Chinese New Year Gala
The Confucius Institute at the University of Idaho Wishes You Great Happiness in the Year of the Sheep!
Wish to thank all who celebrated the Lunar New Year with us on Feb. 20 at 7 p.m. in the University of Idaho Administration Building's Auditorium. Our 2015 Chinese New Years Gala event highlights included the Seattle Huayin Dance Performing Arts Group, performers from the Seattle Beijing Opera school, Chinese Zither (gu zheng) and orchestra performance, UI Vandaleers choir, Chinese folk song duet, raffles, gifts for children and other programming brought to you by the University of Idaho Confucius Institute.
People born in the year of the sheep — the eighth Chinese zodiac animal sign — are creative, thoughtful, calm and gentle. Is there anyone who was born in the year of the Sheep in your life?

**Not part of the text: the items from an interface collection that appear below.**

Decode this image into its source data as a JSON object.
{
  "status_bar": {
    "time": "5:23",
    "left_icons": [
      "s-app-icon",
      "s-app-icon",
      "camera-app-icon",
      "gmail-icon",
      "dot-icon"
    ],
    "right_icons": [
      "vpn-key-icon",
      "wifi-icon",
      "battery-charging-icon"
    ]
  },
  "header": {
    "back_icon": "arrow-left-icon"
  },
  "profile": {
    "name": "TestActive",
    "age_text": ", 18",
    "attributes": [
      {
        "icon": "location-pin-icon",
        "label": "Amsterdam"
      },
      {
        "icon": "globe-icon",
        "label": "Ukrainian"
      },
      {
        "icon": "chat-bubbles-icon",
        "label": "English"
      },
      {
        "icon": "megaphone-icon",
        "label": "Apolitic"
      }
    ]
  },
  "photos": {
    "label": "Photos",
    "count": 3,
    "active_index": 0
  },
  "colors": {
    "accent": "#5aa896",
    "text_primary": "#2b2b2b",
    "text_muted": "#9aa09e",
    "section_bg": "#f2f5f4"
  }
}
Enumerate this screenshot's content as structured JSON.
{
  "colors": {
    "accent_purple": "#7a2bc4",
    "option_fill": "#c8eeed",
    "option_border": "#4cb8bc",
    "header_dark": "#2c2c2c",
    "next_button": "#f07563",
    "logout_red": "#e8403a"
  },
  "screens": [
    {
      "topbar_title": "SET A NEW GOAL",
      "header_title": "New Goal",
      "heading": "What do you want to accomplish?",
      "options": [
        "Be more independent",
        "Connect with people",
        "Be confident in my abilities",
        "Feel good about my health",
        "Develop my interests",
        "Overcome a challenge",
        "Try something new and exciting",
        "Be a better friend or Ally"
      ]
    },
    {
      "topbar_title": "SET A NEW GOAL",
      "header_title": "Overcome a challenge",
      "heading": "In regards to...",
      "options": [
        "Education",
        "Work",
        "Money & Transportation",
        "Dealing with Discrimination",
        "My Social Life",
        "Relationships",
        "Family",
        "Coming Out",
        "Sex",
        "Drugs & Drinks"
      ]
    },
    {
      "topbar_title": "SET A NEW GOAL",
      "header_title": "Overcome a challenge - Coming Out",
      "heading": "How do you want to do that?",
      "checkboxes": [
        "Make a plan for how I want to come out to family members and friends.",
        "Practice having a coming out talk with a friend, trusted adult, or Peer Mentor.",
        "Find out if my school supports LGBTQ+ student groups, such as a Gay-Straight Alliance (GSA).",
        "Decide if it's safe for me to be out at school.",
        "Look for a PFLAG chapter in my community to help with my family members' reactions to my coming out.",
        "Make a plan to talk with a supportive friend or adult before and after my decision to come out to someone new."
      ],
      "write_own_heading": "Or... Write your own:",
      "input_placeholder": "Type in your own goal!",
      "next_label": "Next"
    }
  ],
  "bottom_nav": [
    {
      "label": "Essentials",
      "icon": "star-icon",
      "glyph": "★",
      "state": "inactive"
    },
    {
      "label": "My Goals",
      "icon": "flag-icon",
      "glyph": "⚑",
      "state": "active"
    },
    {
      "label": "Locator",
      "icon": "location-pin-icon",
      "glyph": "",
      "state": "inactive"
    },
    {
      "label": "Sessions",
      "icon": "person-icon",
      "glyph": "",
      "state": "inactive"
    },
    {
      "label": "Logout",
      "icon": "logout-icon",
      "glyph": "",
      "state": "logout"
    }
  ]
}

Chinese New Year is an important traditional Chinese holiday. In China, it is also known as the Spring Festival, the literal translation of the modern Chinese name. Chinese New Year celebrations traditionally ran from Chinese New Year's Eve, the last day of the last month of the Chinese calendar, to the Lantern Festival on the 15th day of the first month, making the festival the longest in the Chinese calendar. Because the Chinese calendar is lunisolar, the Chinese New Year is often referred to as the “Lunar New Year.”
The source of Chinese New Year is itself centuries old and gains significance because of several myths and traditions. Traditionally, the festival was a time to honor deities as well as ancestors. Chinese New Year is celebrated in countries and territories with significant Chinese populations, including Mainland China, Hong Kong, Macau, Taiwan, Singapore, Thailand, Indonesia, Malaysia, Mauritius, Philippines, and also in Chinatowns elsewhere. Chinese New Year is considered a major holiday for the Chinese and has had influence on the lunar new year celebrations of its geographic neighbors.
Within China, regional customs and traditions concerning the celebration of the Chinese new year vary widely. Often, the evening preceding Chinese New Year's Day is an occasion for Chinese families to gather for the annual reunion dinner. It is also traditional for every family to thoroughly cleanse the house, in order to sweep away any ill-fortune and to make way for good incoming luck. Windows and doors will be decorated with red colour paper-cuts and couplets with popular themes of “good fortune” or “happiness,” “wealth,” and “longevity.” Other activities include lighting firecrackers and giving money in red paper envelopes.
Although the Chinese calendar traditionally does not use continuously numbered years, outside China its years are often numbered from the reign of the 3rd millennium BC Yellow Emperor. But at least three different years numbered 1 are now used by various scholars, making the year beginning in 2013 AD the “Chinese Year” 4711, 4710, or 4650.
For more information on the Chinese New Year Gala, please contact the University of Idaho Confucius Institute by email or call 208-885-7110.